It’s a compelling idea, but the land bridge raises an interesting question: where could the money have come from?

In Toronto, every residential development must either dedicate 5% of its land as parkland or pay the city an equivalent amount in cash. This money is then used for park development and acquisition of new parkland. Ontario’s Planning Act Section 42 (15) states that this money can be “spent only for the acquisition of land to be used for park or other public recreational purposes.”

So, what about a land bridge? You’re not acquiring land, but you are building more of it and linking parks together. Is that an appropriate and allowable use? What about building a park island, like they’re proposing in New York? Would that count? Or how about “acquiring” street space like they did in Seattle, where park acquisition funds were used to build Bell Street Park?

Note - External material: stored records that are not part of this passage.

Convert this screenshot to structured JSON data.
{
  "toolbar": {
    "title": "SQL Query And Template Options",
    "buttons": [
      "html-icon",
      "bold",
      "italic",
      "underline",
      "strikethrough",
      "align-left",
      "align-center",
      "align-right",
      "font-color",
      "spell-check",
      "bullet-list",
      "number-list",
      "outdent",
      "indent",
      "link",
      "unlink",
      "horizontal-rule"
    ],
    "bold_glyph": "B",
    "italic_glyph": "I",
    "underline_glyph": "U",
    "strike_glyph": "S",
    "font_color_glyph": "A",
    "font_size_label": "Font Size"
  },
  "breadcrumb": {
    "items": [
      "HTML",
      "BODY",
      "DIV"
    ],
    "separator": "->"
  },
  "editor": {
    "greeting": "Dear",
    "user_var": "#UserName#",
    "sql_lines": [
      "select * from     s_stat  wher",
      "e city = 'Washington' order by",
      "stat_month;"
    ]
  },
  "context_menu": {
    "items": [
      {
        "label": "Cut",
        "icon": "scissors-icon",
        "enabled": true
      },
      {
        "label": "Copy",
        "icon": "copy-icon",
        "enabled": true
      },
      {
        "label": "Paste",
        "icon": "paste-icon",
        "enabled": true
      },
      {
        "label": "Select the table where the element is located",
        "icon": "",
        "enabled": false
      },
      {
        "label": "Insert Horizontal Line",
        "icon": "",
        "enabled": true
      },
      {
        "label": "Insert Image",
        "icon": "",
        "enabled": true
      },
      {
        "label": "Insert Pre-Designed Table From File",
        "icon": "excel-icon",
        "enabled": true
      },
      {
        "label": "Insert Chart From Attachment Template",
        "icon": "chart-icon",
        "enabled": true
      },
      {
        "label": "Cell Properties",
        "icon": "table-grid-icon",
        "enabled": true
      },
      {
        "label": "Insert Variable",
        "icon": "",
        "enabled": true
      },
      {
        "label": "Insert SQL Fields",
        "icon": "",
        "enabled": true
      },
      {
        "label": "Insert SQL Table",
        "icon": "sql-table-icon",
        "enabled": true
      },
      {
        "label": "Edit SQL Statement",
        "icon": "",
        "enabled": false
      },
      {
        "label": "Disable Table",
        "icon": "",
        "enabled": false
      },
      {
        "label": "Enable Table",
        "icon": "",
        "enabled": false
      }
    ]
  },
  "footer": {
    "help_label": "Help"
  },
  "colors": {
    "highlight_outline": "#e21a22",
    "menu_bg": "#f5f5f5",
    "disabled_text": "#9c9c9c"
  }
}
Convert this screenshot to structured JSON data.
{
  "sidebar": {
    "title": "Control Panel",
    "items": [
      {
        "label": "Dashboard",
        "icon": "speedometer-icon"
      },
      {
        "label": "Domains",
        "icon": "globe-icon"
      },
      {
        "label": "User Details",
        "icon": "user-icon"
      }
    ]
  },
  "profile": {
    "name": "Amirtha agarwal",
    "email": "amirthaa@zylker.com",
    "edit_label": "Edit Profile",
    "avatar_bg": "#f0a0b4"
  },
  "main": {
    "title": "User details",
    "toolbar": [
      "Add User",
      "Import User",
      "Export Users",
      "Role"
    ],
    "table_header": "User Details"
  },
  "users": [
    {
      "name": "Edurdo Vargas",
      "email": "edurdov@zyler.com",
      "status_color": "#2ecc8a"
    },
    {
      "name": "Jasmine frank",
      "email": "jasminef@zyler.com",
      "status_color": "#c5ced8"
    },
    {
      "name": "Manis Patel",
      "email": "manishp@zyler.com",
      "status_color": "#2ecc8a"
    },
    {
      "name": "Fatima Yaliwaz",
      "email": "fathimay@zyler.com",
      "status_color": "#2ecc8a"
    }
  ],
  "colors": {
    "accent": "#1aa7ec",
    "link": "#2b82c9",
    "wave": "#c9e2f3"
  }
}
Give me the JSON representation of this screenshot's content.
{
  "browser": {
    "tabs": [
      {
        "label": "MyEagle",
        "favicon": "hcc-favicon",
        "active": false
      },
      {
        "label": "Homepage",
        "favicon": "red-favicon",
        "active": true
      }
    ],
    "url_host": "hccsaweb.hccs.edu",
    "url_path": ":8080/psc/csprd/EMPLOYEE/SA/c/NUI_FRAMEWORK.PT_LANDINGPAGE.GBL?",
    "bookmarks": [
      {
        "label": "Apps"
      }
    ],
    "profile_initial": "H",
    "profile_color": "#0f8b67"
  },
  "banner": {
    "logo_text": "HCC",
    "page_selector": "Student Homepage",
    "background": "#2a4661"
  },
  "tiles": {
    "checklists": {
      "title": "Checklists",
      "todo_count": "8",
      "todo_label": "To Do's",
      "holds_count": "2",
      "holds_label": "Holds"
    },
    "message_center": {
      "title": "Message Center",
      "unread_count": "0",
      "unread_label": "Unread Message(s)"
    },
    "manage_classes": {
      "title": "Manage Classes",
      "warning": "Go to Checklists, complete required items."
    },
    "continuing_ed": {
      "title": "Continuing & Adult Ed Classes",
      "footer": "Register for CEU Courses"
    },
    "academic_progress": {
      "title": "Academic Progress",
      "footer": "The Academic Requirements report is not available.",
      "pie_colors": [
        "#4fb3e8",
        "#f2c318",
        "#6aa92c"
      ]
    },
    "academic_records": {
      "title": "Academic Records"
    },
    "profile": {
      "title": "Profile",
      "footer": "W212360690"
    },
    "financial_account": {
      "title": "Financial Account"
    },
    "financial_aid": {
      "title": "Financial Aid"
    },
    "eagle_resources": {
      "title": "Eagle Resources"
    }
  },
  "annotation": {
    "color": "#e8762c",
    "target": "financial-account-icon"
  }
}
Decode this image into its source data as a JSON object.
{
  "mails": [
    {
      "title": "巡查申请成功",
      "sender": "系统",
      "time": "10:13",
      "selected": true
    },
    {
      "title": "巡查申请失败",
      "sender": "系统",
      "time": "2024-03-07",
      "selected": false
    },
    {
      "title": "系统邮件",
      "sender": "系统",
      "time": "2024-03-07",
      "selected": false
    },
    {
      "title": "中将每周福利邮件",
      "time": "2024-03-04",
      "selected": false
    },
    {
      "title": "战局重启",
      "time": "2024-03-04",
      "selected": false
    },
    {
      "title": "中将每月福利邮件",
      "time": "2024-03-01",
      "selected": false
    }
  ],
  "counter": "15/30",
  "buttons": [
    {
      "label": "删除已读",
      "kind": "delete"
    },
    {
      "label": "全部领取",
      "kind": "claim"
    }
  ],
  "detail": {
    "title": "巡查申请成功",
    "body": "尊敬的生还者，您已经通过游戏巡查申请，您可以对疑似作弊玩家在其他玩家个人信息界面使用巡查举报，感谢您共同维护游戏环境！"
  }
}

Anyway, redefining what acquisition means or clarifying what it could mean is an interesting question to think about as we begin to look at more outside-of-the-box ways to create new parks or link them together.